• **EXERCISE DATA**:
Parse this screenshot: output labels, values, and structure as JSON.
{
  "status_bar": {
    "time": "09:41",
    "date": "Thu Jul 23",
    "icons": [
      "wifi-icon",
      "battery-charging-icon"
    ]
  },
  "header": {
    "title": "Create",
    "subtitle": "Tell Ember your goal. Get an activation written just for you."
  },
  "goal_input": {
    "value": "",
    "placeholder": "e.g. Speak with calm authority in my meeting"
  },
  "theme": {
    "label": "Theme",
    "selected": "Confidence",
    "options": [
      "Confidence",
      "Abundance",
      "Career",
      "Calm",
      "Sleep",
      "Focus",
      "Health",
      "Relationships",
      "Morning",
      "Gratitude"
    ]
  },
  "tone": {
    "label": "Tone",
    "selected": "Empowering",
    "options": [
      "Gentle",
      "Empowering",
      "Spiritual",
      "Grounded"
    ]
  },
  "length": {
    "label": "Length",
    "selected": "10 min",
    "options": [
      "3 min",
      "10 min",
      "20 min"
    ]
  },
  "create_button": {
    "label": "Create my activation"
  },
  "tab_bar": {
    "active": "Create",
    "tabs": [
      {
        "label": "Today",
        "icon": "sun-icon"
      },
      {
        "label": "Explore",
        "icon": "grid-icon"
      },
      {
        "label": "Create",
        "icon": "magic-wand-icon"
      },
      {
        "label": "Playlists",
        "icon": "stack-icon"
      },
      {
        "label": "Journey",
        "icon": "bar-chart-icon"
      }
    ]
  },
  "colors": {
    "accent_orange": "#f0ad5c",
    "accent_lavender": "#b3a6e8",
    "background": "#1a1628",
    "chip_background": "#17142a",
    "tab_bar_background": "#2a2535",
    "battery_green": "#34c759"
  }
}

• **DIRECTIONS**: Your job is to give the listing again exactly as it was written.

• **YOUR RESPONSE**:
Parse this screenshot: output labels, values, and structure as JSON.
{
  "status_bar": {
    "time": "09:41",
    "date": "Thu Jul 23",
    "icons": [
      "wifi-icon",
      "battery-charging-icon"
    ]
  },
  "header": {
    "title": "Create",
    "subtitle": "Tell Ember your goal. Get an activation written just for you."
  },
  "goal_input": {
    "value": "",
    "placeholder": "e.g. Speak with calm authority in my meeting"
  },
  "theme": {
    "label": "Theme",
    "selected": "Confidence",
    "options": [
      "Confidence",
      "Abundance",
      "Career",
      "Calm",
      "Sleep",
      "Focus",
      "Health",
      "Relationships",
      "Morning",
      "Gratitude"
    ]
  },
  "tone": {
    "label": "Tone",
    "selected": "Empowering",
    "options": [
      "Gentle",
      "Empowering",
      "Spiritual",
      "Grounded"
    ]
  },
  "length": {
    "label": "Length",
    "selected": "10 min",
    "options": [
      "3 min",
      "10 min",
      "20 min"
    ]
  },
  "create_button": {
    "label": "Create my activation"
  },
  "tab_bar": {
    "active": "Create",
    "tabs": [
      {
        "label": "Today",
        "icon": "sun-icon"
      },
      {
        "label": "Explore",
        "icon": "grid-icon"
      },
      {
        "label": "Create",
        "icon": "magic-wand-icon"
      },
      {
        "label": "Playlists",
        "icon": "stack-icon"
      },
      {
        "label": "Journey",
        "icon": "bar-chart-icon"
      }
    ]
  },
  "colors": {
    "accent_orange": "#f0ad5c",
    "accent_lavender": "#b3a6e8",
    "background": "#1a1628",
    "chip_background": "#17142a",
    "tab_bar_background": "#2a2535",
    "battery_green": "#34c759"
  }
}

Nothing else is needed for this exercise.